Police in Malta have arrested ten people in connection with the murder of blogger Daphne Caruana Galizia.

The investigative journalist was killed by a car bomb near her home in Bidnija on 16 October. On her Running Commentary blog she had accused several top politicians in Malta of corruption.

Her criticism was also levelled at Prime Minister Joseph Muscat and his aides, who she accused of being linked to offshore companies and payments from the government of Azerbaijan.

Muscat said that the ten suspects are all Maltese nationals and were arrested on Monday morning (4 December). He said that the arrests resulted from a government investigation into the journalist's murder.

Police have 48 hours to question the suspects.

Following the death, the Maltese government offered a €1m (£890,000) reward for information about Caruana Galizia's murder.

Muscat added that some of the detainees were already known to police, while others had previous criminal records. He would not comment on whether the mastermind behind the murder had been arrested.

"I have a clear idea of what they did and who they are but I cannot give out more details at this time," Muscat told reporters.

Caruana Galizia was described as "one of Malta's most important, visible, fearless journalists" by former Home Affairs minister Louis Galea.

She had been investigating the revelations from the Panama Papers, the 11.5 million documents leaked from the law firm Mossack Fonseca. WikiLeaks founder Julian Assange has offered a €20,000 reward for any information that leads to the conviction of her killers.

Her funeral was attended by hundreds of people, but her children barred the EU state's leaders from coming. They called on Muscat to resign after their mother's death, accusing him of failing to uphold "fundamental freedom".

EU lawmakers who conducted a fact-finding mission in Malta last week said a "perception of impunity" existed in the EU state.

The head of the delegation, socialist lawmaker Ana Gomes, said the murder aimed at "instilling fear in everyone, especially those involved in investigating and prosecuting cases of money laundering and corruption."

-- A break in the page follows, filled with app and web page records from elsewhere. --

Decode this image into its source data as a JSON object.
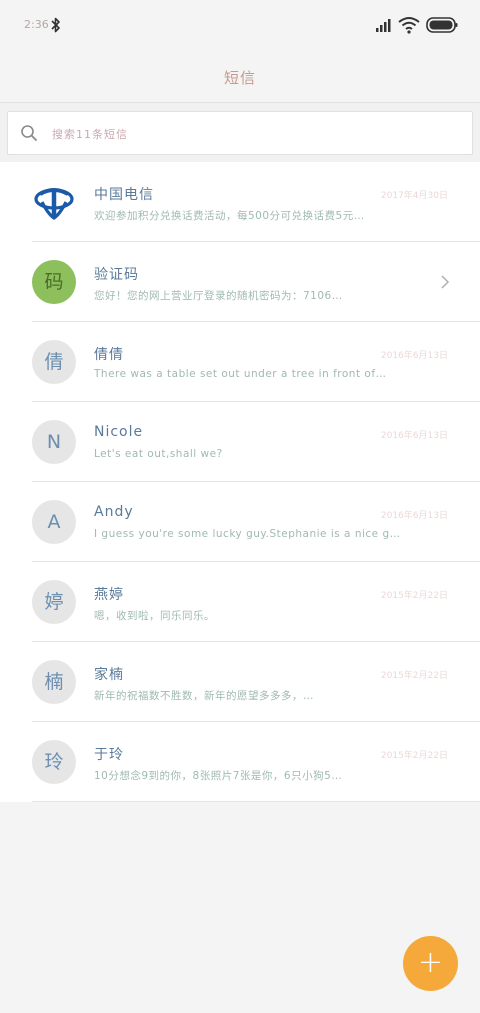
{
  "status_bar": {
    "time": "2:36",
    "icons": [
      "bluetooth-icon",
      "signal-icon",
      "wifi-icon",
      "battery-icon"
    ]
  },
  "header": {
    "title": "短信"
  },
  "search": {
    "placeholder": "搜索11条短信"
  },
  "conversations": [
    {
      "name": "中国电信",
      "date": "2017年4月30日",
      "message": "欢迎参加积分兑换话费活动，每500分可兑换话费5元…",
      "avatar": "telecom-logo",
      "avatar_text": ""
    },
    {
      "name": "验证码",
      "date": "",
      "message": "您好！您的网上营业厅登录的随机密码为：7106…",
      "avatar": "green",
      "avatar_text": "码"
    },
    {
      "name": "倩倩",
      "date": "2016年6月13日",
      "message": "There was a table set out under a tree in front of…",
      "avatar": "gray",
      "avatar_text": "倩"
    },
    {
      "name": "Nicole",
      "date": "2016年6月13日",
      "message": "Let's eat out,shall we?",
      "avatar": "gray",
      "avatar_text": "N"
    },
    {
      "name": "Andy",
      "date": "2016年6月13日",
      "message": "I guess you're some lucky guy.Stephanie is a nice g…",
      "avatar": "gray",
      "avatar_text": "A"
    },
    {
      "name": "燕婷",
      "date": "2015年2月22日",
      "message": "嗯，收到啦，同乐同乐。",
      "avatar": "gray",
      "avatar_text": "婷"
    },
    {
      "name": "家楠",
      "date": "2015年2月22日",
      "message": "新年的祝福数不胜数，新年的愿望多多多，…",
      "avatar": "gray",
      "avatar_text": "楠"
    },
    {
      "name": "于玲",
      "date": "2015年2月22日",
      "message": "10分想念9到的你，8张照片7张是你，6只小狗5…",
      "avatar": "gray",
      "avatar_text": "玲"
    }
  ],
  "fab": {
    "label": "+"
  },
  "colors": {
    "accent": "#f5a93a",
    "avatar_green": "#8dbf5d",
    "telecom_blue": "#1a5aa8"
  }
}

Daphne Caruana Galizia
Maltese journalist Daphne Caruana Galizia was killed in October 2017 when a car bomb exploded. Ten people have been arrested in connection with her murder. MATTHEW MIRABELLI/AFP/Getty Images